We were just agreeing how hard winter had been on brake blocks, with stopping at times disconcertingly variable, when a car unexpectedly whipped around the roundabout toward us. Max nipped across in front of it to the accompaniment of squealing horn, while I got to test my recently recalibrated brakes to their full extent. So far so good – only the slight sideways slide had me at all worried.

With their stint done on the front, Laurelan and Taffy Steve swung over and Max and I slipped through as we took the road to the Cheese Farm. By tacit agreement we both upped the pace as we climbed Bell’s Hill reckoning there was too much chatter, giggling and downright enjoyment going on behind us. Did people really think we were out here for fun?

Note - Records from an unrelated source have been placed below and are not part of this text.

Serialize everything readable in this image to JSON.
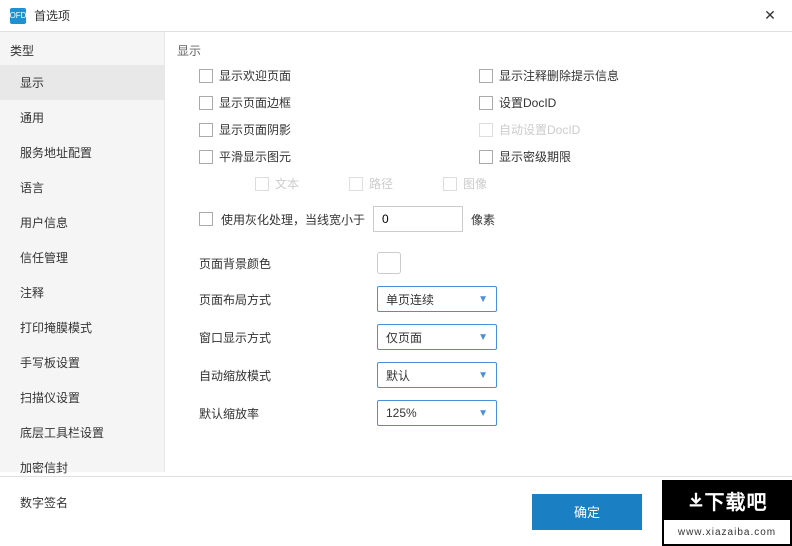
{
  "window": {
    "icon_text": "OFD",
    "title": "首选项"
  },
  "sidebar": {
    "header": "类型",
    "items": [
      {
        "label": "显示",
        "active": true
      },
      {
        "label": "通用"
      },
      {
        "label": "服务地址配置"
      },
      {
        "label": "语言"
      },
      {
        "label": "用户信息"
      },
      {
        "label": "信任管理"
      },
      {
        "label": "注释"
      },
      {
        "label": "打印掩膜模式"
      },
      {
        "label": "手写板设置"
      },
      {
        "label": "扫描仪设置"
      },
      {
        "label": "底层工具栏设置"
      },
      {
        "label": "加密信封"
      },
      {
        "label": "数字签名"
      }
    ]
  },
  "content": {
    "group_label": "显示",
    "checks_left": [
      "显示欢迎页面",
      "显示页面边框",
      "显示页面阴影",
      "平滑显示图元"
    ],
    "checks_right": [
      {
        "label": "显示注释删除提示信息"
      },
      {
        "label": "设置DocID"
      },
      {
        "label": "自动设置DocID",
        "disabled": true
      },
      {
        "label": "显示密级期限"
      }
    ],
    "subchecks": [
      "文本",
      "路径",
      "图像"
    ],
    "gray_row": {
      "label": "使用灰化处理，当线宽小于",
      "value": "0",
      "unit": "像素"
    },
    "bgcolor_label": "页面背景颜色",
    "selects": [
      {
        "label": "页面布局方式",
        "value": "单页连续"
      },
      {
        "label": "窗口显示方式",
        "value": "仅页面"
      },
      {
        "label": "自动缩放模式",
        "value": "默认"
      },
      {
        "label": "默认缩放率",
        "value": "125%"
      }
    ]
  },
  "footer": {
    "ok": "确定"
  },
  "watermark": {
    "top": "下载吧",
    "bottom": "www.xiazaiba.com"
  }
}
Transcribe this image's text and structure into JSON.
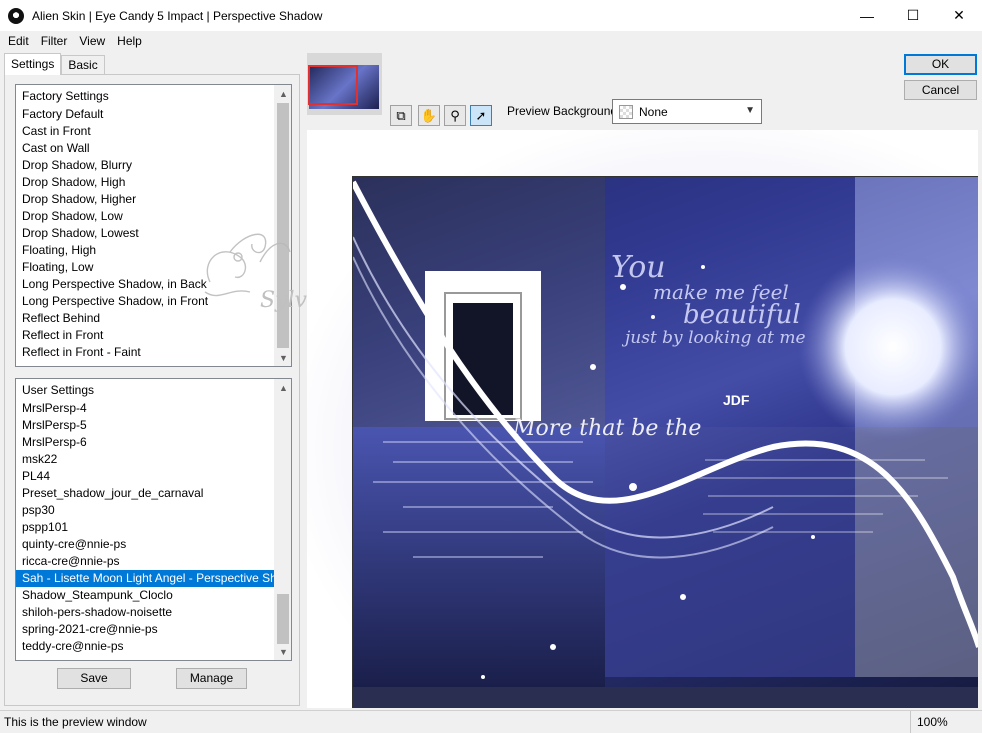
{
  "window": {
    "title": "Alien Skin | Eye Candy 5 Impact | Perspective Shadow",
    "minimize": "—",
    "maximize": "☐",
    "close": "✕"
  },
  "menu": [
    "Edit",
    "Filter",
    "View",
    "Help"
  ],
  "tabs": [
    "Settings",
    "Basic"
  ],
  "factory_settings": {
    "header": "Factory Settings",
    "items": [
      "Factory Default",
      "Cast in Front",
      "Cast on Wall",
      "Drop Shadow, Blurry",
      "Drop Shadow, High",
      "Drop Shadow, Higher",
      "Drop Shadow, Low",
      "Drop Shadow, Lowest",
      "Floating, High",
      "Floating, Low",
      "Long Perspective Shadow, in Back",
      "Long Perspective Shadow, in Front",
      "Reflect Behind",
      "Reflect in Front",
      "Reflect in Front - Faint"
    ]
  },
  "user_settings": {
    "header": "User Settings",
    "items": [
      "MrslPersp-4",
      "MrslPersp-5",
      "MrslPersp-6",
      "msk22",
      "PL44",
      "Preset_shadow_jour_de_carnaval",
      "psp30",
      "pspp101",
      "quinty-cre@nnie-ps",
      "ricca-cre@nnie-ps",
      "Sah - Lisette Moon Light Angel - Perspective Shadow",
      "Shadow_Steampunk_Cloclo",
      "shiloh-pers-shadow-noisette",
      "spring-2021-cre@nnie-ps",
      "teddy-cre@nnie-ps"
    ],
    "selected_index": 10
  },
  "buttons": {
    "save": "Save",
    "manage": "Manage",
    "ok": "OK",
    "cancel": "Cancel"
  },
  "watermark": "Sylviane",
  "preview": {
    "background_label": "Preview Background:",
    "background_value": "None",
    "tools": [
      "preview-toggle-icon",
      "hand-icon",
      "zoom-icon",
      "arrow-pointer-icon"
    ]
  },
  "artwork": {
    "script_lines": [
      "You",
      "make me feel",
      "beautiful",
      "just by looking at me"
    ],
    "jdf": "JDF",
    "wave_text": "More that be the"
  },
  "status": {
    "text": "This is the preview window",
    "zoom": "100%"
  },
  "colors": {
    "selection": "#0078d7",
    "ok_border": "#0078d7",
    "art_blue": "#3b4494"
  }
}
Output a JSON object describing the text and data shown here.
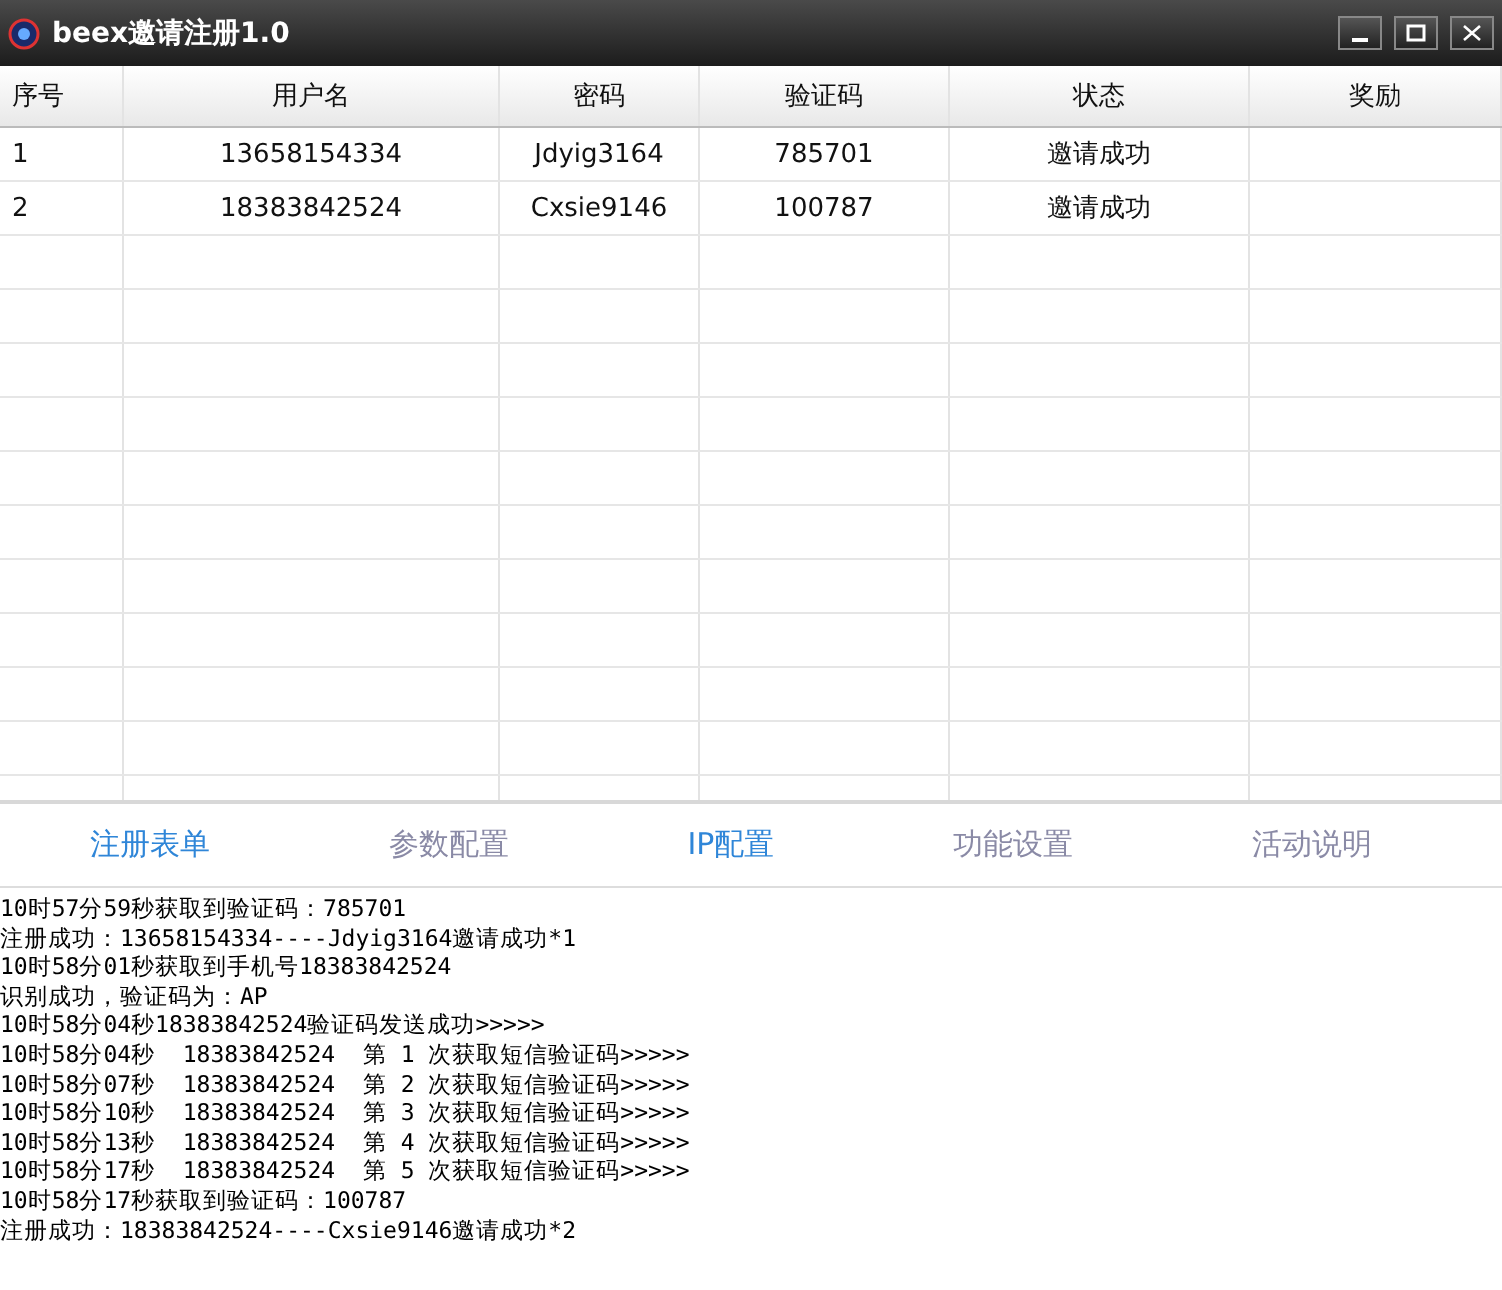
{
  "window": {
    "title": "beex邀请注册1.0"
  },
  "table": {
    "columns": [
      "序号",
      "用户名",
      "密码",
      "验证码",
      "状态",
      "奖励"
    ],
    "rows": [
      [
        "1",
        "13658154334",
        "Jdyig3164",
        "785701",
        "邀请成功",
        ""
      ],
      [
        "2",
        "18383842524",
        "Cxsie9146",
        "100787",
        "邀请成功",
        ""
      ]
    ]
  },
  "tabs": [
    {
      "label": "注册表单",
      "color": "#2f86d8"
    },
    {
      "label": "参数配置",
      "color": "#8a8aa6"
    },
    {
      "label": "IP配置",
      "color": "#2f86d8"
    },
    {
      "label": "功能设置",
      "color": "#8a8aa6"
    },
    {
      "label": "活动说明",
      "color": "#8a8aa6"
    }
  ],
  "log": [
    "10时57分59秒获取到验证码：785701",
    "注册成功：13658154334----Jdyig3164邀请成功*1",
    "10时58分01秒获取到手机号18383842524",
    "识别成功，验证码为：AP",
    "10时58分04秒18383842524验证码发送成功>>>>>",
    "10时58分04秒  18383842524  第 1 次获取短信验证码>>>>>",
    "10时58分07秒  18383842524  第 2 次获取短信验证码>>>>>",
    "10时58分10秒  18383842524  第 3 次获取短信验证码>>>>>",
    "10时58分13秒  18383842524  第 4 次获取短信验证码>>>>>",
    "10时58分17秒  18383842524  第 5 次获取短信验证码>>>>>",
    "10时58分17秒获取到验证码：100787",
    "注册成功：18383842524----Cxsie9146邀请成功*2"
  ]
}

Over the top, Max rotated off the front and I took up the pace with Rab Dee and then Laurelan again. That worked well as when the call came up that the pace was too high I could immediately and unfairly blame her natural enthusiasm. It was around this time that Taffy Steve remarked that although there was a load of shiny, lightweight “good” bikes out today, they had all been noticeably absent from the front.


Strung out as the road starts to climb


Looking back later I discovered that riding on the front with a forward pointing, imitation GoPro made for some very boring shots of empty roads, although I’ll readily admit that the alternative, a series of photos of cyclist’s arses isn’t all that much better. I’m working on trying to fix the camera to my saddle rails pointing backwards, then I should at least be guaranteed lots of shots of my club mates gurning and making obscene gestures behind my back.

At one point we ran up against a Closed Road sign, but OGL airily waved us through and informed us it wouldn’t be closed to us! The arrogance of cyclists, no wonder all the drivers hate us.  Still this time he was right and we made it through without the embarrassment of having to turn back or indulge in a spot of impromptu cyclo-cross. We stopped briefly to split the group, with a larger than usual contingent of amblers escaping to take the direct route to the café.


I saw the road closed signs and immediately thought of us enacting this Larson cartoon


The rest of us pressed on for a longer, harder, faster run that almost immediately split into two groups, with all the shiny summer bikes all pressed to the front and driving the pace.

It was here that I found myself clinging onto G-Dawgs rear wheel and being jeered by the grinning, demonic face that appears on his backside whenever the lack of oxygen makes me light-headed.

I swear he wears those evil-looking, gimlet-eyed, demon-possessed Castelli trews just to taunt me and has his ass-saver deliberately positioned to look like a giant tongue blowing me a massive raspberry as I slip despairingly off his wheel.


The demon that inhabits G-Dawg’s ass


This definitely wasn’t the day for fighting it out and I was content to sit up and let a sprint I had no hope of contesting unwind in front of me.

On the return home I fell in with the BFG who was weaving desperately from side to side to avoid getting muddy splashes on his shiny new bike. Although he was suitably impressed that I had a fully trained cadre of ninja ghost-writers willing to take up the cudgel of sardonic club run commentary, he wanted to know where I’d been malingering last week.

I explained I was ill, but had submitted the required sick-note, signed and in triplicate. This then set him to musing about what it might say and he determined that general creeping decrepitude, aged enfeeblement and moral turpitude were the most likely causes for my absence. Sadly, I have a feeling he had the right of it.

He then revealed that last week he’d been blown out the back on the sharp climb up to Dinnington. Hmm, I wonder if it was just coincidence that he then went and dropped a couple of grand on a new shiny bike and has since eschewed all things vintage and elegant for brash, ultra-modern, ultra-light race tech?

I let him go to flex his old legs and new frame chasing down the Dawson twins as we entered the Mad Mile and they began their own private race for first use of the shower. Turning for home proved to be quite pleasant going with the novelty of not having to batter away into a headwind and the final few miles back were ticked off smoothly and without incident.

YTD Totals: 1,034 km /642 miles with 10,306 metres of climbing